## WHAT THE EXERCISE ASKS
Give back the records below exactly, omitting the pictures.

[Items from an interface collection]
..............................
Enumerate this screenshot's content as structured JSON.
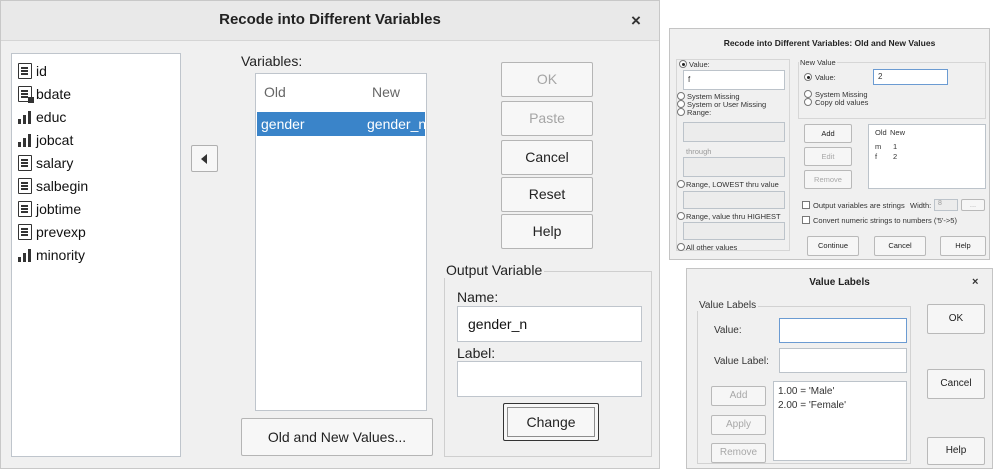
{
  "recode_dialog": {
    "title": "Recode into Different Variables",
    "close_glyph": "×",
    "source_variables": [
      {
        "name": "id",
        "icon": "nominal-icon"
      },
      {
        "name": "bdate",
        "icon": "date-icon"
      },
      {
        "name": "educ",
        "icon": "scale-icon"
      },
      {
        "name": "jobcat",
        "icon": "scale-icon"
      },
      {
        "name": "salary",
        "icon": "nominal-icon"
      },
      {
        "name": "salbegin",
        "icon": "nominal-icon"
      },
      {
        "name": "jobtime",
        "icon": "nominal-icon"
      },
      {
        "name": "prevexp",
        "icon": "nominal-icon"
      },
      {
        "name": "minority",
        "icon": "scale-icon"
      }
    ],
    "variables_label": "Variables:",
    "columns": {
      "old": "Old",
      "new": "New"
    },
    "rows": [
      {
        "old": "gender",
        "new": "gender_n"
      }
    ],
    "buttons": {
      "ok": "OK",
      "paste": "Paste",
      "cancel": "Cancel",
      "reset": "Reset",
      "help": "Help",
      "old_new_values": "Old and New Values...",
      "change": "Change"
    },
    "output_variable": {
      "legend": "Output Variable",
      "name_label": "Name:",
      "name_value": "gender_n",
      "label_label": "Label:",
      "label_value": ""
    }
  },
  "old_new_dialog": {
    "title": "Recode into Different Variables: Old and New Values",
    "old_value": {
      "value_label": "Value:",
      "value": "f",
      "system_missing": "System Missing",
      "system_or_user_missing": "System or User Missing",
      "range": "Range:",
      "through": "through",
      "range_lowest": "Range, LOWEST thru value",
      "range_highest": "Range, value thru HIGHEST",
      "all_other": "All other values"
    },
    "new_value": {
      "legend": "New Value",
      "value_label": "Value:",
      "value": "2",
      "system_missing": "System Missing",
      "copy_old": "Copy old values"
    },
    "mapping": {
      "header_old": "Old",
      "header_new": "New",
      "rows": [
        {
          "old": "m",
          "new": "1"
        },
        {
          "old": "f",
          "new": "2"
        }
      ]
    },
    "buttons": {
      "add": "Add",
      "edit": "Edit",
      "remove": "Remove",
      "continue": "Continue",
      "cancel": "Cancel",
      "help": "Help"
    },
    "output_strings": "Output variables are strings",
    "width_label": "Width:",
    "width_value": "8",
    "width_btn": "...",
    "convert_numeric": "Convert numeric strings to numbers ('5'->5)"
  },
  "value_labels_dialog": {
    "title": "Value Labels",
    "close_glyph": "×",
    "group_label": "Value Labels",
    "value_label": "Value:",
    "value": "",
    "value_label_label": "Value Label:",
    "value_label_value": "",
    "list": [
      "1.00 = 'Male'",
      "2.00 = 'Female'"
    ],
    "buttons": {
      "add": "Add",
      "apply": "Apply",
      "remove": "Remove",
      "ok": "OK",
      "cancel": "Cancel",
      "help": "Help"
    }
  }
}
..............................
## OUTPUT
Enumerate this screenshot's content as structured JSON.
{
  "recode_dialog": {
    "title": "Recode into Different Variables",
    "close_glyph": "×",
    "source_variables": [
      {
        "name": "id",
        "icon": "nominal-icon"
      },
      {
        "name": "bdate",
        "icon": "date-icon"
      },
      {
        "name": "educ",
        "icon": "scale-icon"
      },
      {
        "name": "jobcat",
        "icon": "scale-icon"
      },
      {
        "name": "salary",
        "icon": "nominal-icon"
      },
      {
        "name": "salbegin",
        "icon": "nominal-icon"
      },
      {
        "name": "jobtime",
        "icon": "nominal-icon"
      },
      {
        "name": "prevexp",
        "icon": "nominal-icon"
      },
      {
        "name": "minority",
        "icon": "scale-icon"
      }
    ],
    "variables_label": "Variables:",
    "columns": {
      "old": "Old",
      "new": "New"
    },
    "rows": [
      {
        "old": "gender",
        "new": "gender_n"
      }
    ],
    "buttons": {
      "ok": "OK",
      "paste": "Paste",
      "cancel": "Cancel",
      "reset": "Reset",
      "help": "Help",
      "old_new_values": "Old and New Values...",
      "change": "Change"
    },
    "output_variable": {
      "legend": "Output Variable",
      "name_label": "Name:",
      "name_value": "gender_n",
      "label_label": "Label:",
      "label_value": ""
    }
  },
  "old_new_dialog": {
    "title": "Recode into Different Variables: Old and New Values",
    "old_value": {
      "value_label": "Value:",
      "value": "f",
      "system_missing": "System Missing",
      "system_or_user_missing": "System or User Missing",
      "range": "Range:",
      "through": "through",
      "range_lowest": "Range, LOWEST thru value",
      "range_highest": "Range, value thru HIGHEST",
      "all_other": "All other values"
    },
    "new_value": {
      "legend": "New Value",
      "value_label": "Value:",
      "value": "2",
      "system_missing": "System Missing",
      "copy_old": "Copy old values"
    },
    "mapping": {
      "header_old": "Old",
      "header_new": "New",
      "rows": [
        {
          "old": "m",
          "new": "1"
        },
        {
          "old": "f",
          "new": "2"
        }
      ]
    },
    "buttons": {
      "add": "Add",
      "edit": "Edit",
      "remove": "Remove",
      "continue": "Continue",
      "cancel": "Cancel",
      "help": "Help"
    },
    "output_strings": "Output variables are strings",
    "width_label": "Width:",
    "width_value": "8",
    "width_btn": "...",
    "convert_numeric": "Convert numeric strings to numbers ('5'->5)"
  },
  "value_labels_dialog": {
    "title": "Value Labels",
    "close_glyph": "×",
    "group_label": "Value Labels",
    "value_label": "Value:",
    "value": "",
    "value_label_label": "Value Label:",
    "value_label_value": "",
    "list": [
      "1.00 = 'Male'",
      "2.00 = 'Female'"
    ],
    "buttons": {
      "add": "Add",
      "apply": "Apply",
      "remove": "Remove",
      "ok": "OK",
      "cancel": "Cancel",
      "help": "Help"
    }
  }
}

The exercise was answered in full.